#### Task objective
The expected output is every entry, copied exactly.

(Stored data entries)
<<<<
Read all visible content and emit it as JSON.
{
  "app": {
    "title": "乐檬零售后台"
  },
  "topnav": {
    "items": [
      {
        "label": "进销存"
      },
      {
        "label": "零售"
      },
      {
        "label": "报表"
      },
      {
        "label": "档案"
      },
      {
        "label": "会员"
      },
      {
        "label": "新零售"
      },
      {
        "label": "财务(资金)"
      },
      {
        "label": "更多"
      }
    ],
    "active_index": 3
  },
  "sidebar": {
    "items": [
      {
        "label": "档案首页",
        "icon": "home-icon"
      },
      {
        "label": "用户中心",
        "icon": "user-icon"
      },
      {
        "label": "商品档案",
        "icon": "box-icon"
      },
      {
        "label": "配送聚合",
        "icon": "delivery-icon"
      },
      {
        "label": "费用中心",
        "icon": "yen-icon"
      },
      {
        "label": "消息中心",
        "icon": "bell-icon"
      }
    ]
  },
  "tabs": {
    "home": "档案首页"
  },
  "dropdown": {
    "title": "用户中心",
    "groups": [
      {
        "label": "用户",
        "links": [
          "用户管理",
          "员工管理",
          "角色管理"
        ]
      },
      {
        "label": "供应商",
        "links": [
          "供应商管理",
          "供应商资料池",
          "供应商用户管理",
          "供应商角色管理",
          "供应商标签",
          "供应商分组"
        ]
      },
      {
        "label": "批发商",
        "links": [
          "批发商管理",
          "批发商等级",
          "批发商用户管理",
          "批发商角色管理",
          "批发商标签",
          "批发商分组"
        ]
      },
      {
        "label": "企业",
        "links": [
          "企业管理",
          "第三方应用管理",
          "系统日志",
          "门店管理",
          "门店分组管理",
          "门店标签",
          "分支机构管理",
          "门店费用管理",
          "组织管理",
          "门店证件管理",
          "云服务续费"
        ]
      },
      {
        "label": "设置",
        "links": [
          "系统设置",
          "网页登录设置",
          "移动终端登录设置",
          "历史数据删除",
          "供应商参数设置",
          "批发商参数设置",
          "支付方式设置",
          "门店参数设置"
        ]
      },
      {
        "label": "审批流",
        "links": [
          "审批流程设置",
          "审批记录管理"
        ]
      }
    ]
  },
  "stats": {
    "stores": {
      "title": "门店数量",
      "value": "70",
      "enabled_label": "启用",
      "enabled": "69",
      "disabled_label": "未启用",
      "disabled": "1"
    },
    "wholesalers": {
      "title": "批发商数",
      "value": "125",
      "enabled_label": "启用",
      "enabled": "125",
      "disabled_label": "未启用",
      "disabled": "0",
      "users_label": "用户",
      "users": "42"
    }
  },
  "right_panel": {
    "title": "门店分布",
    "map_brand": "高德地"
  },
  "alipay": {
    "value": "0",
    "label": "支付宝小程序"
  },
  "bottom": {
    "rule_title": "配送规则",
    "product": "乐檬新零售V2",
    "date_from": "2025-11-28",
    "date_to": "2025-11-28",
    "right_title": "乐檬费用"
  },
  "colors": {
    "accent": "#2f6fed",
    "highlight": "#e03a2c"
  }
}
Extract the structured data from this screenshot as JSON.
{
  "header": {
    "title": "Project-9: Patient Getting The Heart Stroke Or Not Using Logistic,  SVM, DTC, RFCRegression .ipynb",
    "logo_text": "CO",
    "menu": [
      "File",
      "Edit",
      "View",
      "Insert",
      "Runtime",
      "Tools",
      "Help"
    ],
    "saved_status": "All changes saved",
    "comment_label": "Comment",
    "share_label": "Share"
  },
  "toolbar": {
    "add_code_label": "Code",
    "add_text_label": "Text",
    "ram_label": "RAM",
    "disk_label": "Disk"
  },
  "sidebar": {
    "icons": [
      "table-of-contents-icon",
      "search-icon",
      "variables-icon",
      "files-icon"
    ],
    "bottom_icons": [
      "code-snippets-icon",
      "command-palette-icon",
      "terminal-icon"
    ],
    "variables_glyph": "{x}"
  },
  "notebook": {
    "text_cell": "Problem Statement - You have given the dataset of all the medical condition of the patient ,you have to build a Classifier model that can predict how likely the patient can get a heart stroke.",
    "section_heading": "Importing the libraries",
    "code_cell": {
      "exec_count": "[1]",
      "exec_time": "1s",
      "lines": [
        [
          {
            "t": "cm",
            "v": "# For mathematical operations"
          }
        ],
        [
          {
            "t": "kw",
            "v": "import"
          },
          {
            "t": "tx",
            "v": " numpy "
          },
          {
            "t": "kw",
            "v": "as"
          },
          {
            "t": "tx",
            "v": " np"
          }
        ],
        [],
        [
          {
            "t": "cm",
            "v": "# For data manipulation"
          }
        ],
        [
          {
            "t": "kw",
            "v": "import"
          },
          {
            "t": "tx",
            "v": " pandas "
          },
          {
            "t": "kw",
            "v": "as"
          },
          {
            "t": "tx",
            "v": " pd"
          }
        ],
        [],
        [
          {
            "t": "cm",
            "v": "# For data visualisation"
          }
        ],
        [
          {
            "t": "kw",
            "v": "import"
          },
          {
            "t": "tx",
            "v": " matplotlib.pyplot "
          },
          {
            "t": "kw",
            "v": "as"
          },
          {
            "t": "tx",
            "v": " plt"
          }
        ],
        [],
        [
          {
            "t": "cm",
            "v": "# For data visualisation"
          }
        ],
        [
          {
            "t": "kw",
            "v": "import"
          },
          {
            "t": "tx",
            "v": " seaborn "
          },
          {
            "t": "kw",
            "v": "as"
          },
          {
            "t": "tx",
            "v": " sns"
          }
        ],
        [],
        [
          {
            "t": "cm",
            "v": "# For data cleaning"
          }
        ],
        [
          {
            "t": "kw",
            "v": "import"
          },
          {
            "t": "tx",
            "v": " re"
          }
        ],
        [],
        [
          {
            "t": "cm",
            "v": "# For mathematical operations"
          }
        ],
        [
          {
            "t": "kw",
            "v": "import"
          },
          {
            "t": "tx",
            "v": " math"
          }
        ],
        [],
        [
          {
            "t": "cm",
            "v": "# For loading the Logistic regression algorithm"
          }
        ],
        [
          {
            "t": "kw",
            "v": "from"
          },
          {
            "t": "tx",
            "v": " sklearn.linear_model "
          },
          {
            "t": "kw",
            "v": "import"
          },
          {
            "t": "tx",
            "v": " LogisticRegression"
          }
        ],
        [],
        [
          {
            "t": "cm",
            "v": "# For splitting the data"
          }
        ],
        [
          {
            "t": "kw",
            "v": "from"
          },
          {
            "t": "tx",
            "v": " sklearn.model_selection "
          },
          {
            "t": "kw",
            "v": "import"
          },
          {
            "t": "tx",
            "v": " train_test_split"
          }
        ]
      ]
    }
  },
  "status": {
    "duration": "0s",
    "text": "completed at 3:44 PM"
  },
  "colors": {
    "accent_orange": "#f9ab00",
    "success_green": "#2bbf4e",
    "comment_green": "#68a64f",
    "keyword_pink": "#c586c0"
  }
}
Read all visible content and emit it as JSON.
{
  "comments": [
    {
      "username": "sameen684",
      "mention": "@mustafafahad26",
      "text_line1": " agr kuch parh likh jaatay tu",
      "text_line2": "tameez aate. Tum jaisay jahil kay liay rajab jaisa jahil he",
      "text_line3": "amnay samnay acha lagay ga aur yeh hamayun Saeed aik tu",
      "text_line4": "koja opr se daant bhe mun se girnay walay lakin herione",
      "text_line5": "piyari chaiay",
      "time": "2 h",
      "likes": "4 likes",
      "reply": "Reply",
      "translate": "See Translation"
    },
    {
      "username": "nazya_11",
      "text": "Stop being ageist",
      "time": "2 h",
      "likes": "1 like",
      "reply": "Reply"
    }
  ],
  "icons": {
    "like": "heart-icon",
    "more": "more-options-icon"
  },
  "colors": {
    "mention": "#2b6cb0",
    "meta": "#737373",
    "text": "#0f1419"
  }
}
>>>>
#### Reply to the task
Read all visible content and emit it as JSON.
{
  "app": {
    "title": "乐檬零售后台"
  },
  "topnav": {
    "items": [
      {
        "label": "进销存"
      },
      {
        "label": "零售"
      },
      {
        "label": "报表"
      },
      {
        "label": "档案"
      },
      {
        "label": "会员"
      },
      {
        "label": "新零售"
      },
      {
        "label": "财务(资金)"
      },
      {
        "label": "更多"
      }
    ],
    "active_index": 3
  },
  "sidebar": {
    "items": [
      {
        "label": "档案首页",
        "icon": "home-icon"
      },
      {
        "label": "用户中心",
        "icon": "user-icon"
      },
      {
        "label": "商品档案",
        "icon": "box-icon"
      },
      {
        "label": "配送聚合",
        "icon": "delivery-icon"
      },
      {
        "label": "费用中心",
        "icon": "yen-icon"
      },
      {
        "label": "消息中心",
        "icon": "bell-icon"
      }
    ]
  },
  "tabs": {
    "home": "档案首页"
  },
  "dropdown": {
    "title": "用户中心",
    "groups": [
      {
        "label": "用户",
        "links": [
          "用户管理",
          "员工管理",
          "角色管理"
        ]
      },
      {
        "label": "供应商",
        "links": [
          "供应商管理",
          "供应商资料池",
          "供应商用户管理",
          "供应商角色管理",
          "供应商标签",
          "供应商分组"
        ]
      },
      {
        "label": "批发商",
        "links": [
          "批发商管理",
          "批发商等级",
          "批发商用户管理",
          "批发商角色管理",
          "批发商标签",
          "批发商分组"
        ]
      },
      {
        "label": "企业",
        "links": [
          "企业管理",
          "第三方应用管理",
          "系统日志",
          "门店管理",
          "门店分组管理",
          "门店标签",
          "分支机构管理",
          "门店费用管理",
          "组织管理",
          "门店证件管理",
          "云服务续费"
        ]
      },
      {
        "label": "设置",
        "links": [
          "系统设置",
          "网页登录设置",
          "移动终端登录设置",
          "历史数据删除",
          "供应商参数设置",
          "批发商参数设置",
          "支付方式设置",
          "门店参数设置"
        ]
      },
      {
        "label": "审批流",
        "links": [
          "审批流程设置",
          "审批记录管理"
        ]
      }
    ]
  },
  "stats": {
    "stores": {
      "title": "门店数量",
      "value": "70",
      "enabled_label": "启用",
      "enabled": "69",
      "disabled_label": "未启用",
      "disabled": "1"
    },
    "wholesalers": {
      "title": "批发商数",
      "value": "125",
      "enabled_label": "启用",
      "enabled": "125",
      "disabled_label": "未启用",
      "disabled": "0",
      "users_label": "用户",
      "users": "42"
    }
  },
  "right_panel": {
    "title": "门店分布",
    "map_brand": "高德地"
  },
  "alipay": {
    "value": "0",
    "label": "支付宝小程序"
  },
  "bottom": {
    "rule_title": "配送规则",
    "product": "乐檬新零售V2",
    "date_from": "2025-11-28",
    "date_to": "2025-11-28",
    "right_title": "乐檬费用"
  },
  "colors": {
    "accent": "#2f6fed",
    "highlight": "#e03a2c"
  }
}
Extract the structured data from this screenshot as JSON.
{
  "header": {
    "title": "Project-9: Patient Getting The Heart Stroke Or Not Using Logistic,  SVM, DTC, RFCRegression .ipynb",
    "logo_text": "CO",
    "menu": [
      "File",
      "Edit",
      "View",
      "Insert",
      "Runtime",
      "Tools",
      "Help"
    ],
    "saved_status": "All changes saved",
    "comment_label": "Comment",
    "share_label": "Share"
  },
  "toolbar": {
    "add_code_label": "Code",
    "add_text_label": "Text",
    "ram_label": "RAM",
    "disk_label": "Disk"
  },
  "sidebar": {
    "icons": [
      "table-of-contents-icon",
      "search-icon",
      "variables-icon",
      "files-icon"
    ],
    "bottom_icons": [
      "code-snippets-icon",
      "command-palette-icon",
      "terminal-icon"
    ],
    "variables_glyph": "{x}"
  },
  "notebook": {
    "text_cell": "Problem Statement - You have given the dataset of all the medical condition of the patient ,you have to build a Classifier model that can predict how likely the patient can get a heart stroke.",
    "section_heading": "Importing the libraries",
    "code_cell": {
      "exec_count": "[1]",
      "exec_time": "1s",
      "lines": [
        [
          {
            "t": "cm",
            "v": "# For mathematical operations"
          }
        ],
        [
          {
            "t": "kw",
            "v": "import"
          },
          {
            "t": "tx",
            "v": " numpy "
          },
          {
            "t": "kw",
            "v": "as"
          },
          {
            "t": "tx",
            "v": " np"
          }
        ],
        [],
        [
          {
            "t": "cm",
            "v": "# For data manipulation"
          }
        ],
        [
          {
            "t": "kw",
            "v": "import"
          },
          {
            "t": "tx",
            "v": " pandas "
          },
          {
            "t": "kw",
            "v": "as"
          },
          {
            "t": "tx",
            "v": " pd"
          }
        ],
        [],
        [
          {
            "t": "cm",
            "v": "# For data visualisation"
          }
        ],
        [
          {
            "t": "kw",
            "v": "import"
          },
          {
            "t": "tx",
            "v": " matplotlib.pyplot "
          },
          {
            "t": "kw",
            "v": "as"
          },
          {
            "t": "tx",
            "v": " plt"
          }
        ],
        [],
        [
          {
            "t": "cm",
            "v": "# For data visualisation"
          }
        ],
        [
          {
            "t": "kw",
            "v": "import"
          },
          {
            "t": "tx",
            "v": " seaborn "
          },
          {
            "t": "kw",
            "v": "as"
          },
          {
            "t": "tx",
            "v": " sns"
          }
        ],
        [],
        [
          {
            "t": "cm",
            "v": "# For data cleaning"
          }
        ],
        [
          {
            "t": "kw",
            "v": "import"
          },
          {
            "t": "tx",
            "v": " re"
          }
        ],
        [],
        [
          {
            "t": "cm",
            "v": "# For mathematical operations"
          }
        ],
        [
          {
            "t": "kw",
            "v": "import"
          },
          {
            "t": "tx",
            "v": " math"
          }
        ],
        [],
        [
          {
            "t": "cm",
            "v": "# For loading the Logistic regression algorithm"
          }
        ],
        [
          {
            "t": "kw",
            "v": "from"
          },
          {
            "t": "tx",
            "v": " sklearn.linear_model "
          },
          {
            "t": "kw",
            "v": "import"
          },
          {
            "t": "tx",
            "v": " LogisticRegression"
          }
        ],
        [],
        [
          {
            "t": "cm",
            "v": "# For splitting the data"
          }
        ],
        [
          {
            "t": "kw",
            "v": "from"
          },
          {
            "t": "tx",
            "v": " sklearn.model_selection "
          },
          {
            "t": "kw",
            "v": "import"
          },
          {
            "t": "tx",
            "v": " train_test_split"
          }
        ]
      ]
    }
  },
  "status": {
    "duration": "0s",
    "text": "completed at 3:44 PM"
  },
  "colors": {
    "accent_orange": "#f9ab00",
    "success_green": "#2bbf4e",
    "comment_green": "#68a64f",
    "keyword_pink": "#c586c0"
  }
}
Read all visible content and emit it as JSON.
{
  "comments": [
    {
      "username": "sameen684",
      "mention": "@mustafafahad26",
      "text_line1": " agr kuch parh likh jaatay tu",
      "text_line2": "tameez aate. Tum jaisay jahil kay liay rajab jaisa jahil he",
      "text_line3": "amnay samnay acha lagay ga aur yeh hamayun Saeed aik tu",
      "text_line4": "koja opr se daant bhe mun se girnay walay lakin herione",
      "text_line5": "piyari chaiay",
      "time": "2 h",
      "likes": "4 likes",
      "reply": "Reply",
      "translate": "See Translation"
    },
    {
      "username": "nazya_11",
      "text": "Stop being ageist",
      "time": "2 h",
      "likes": "1 like",
      "reply": "Reply"
    }
  ],
  "icons": {
    "like": "heart-icon",
    "more": "more-options-icon"
  },
  "colors": {
    "mention": "#2b6cb0",
    "meta": "#737373",
    "text": "#0f1419"
  }
}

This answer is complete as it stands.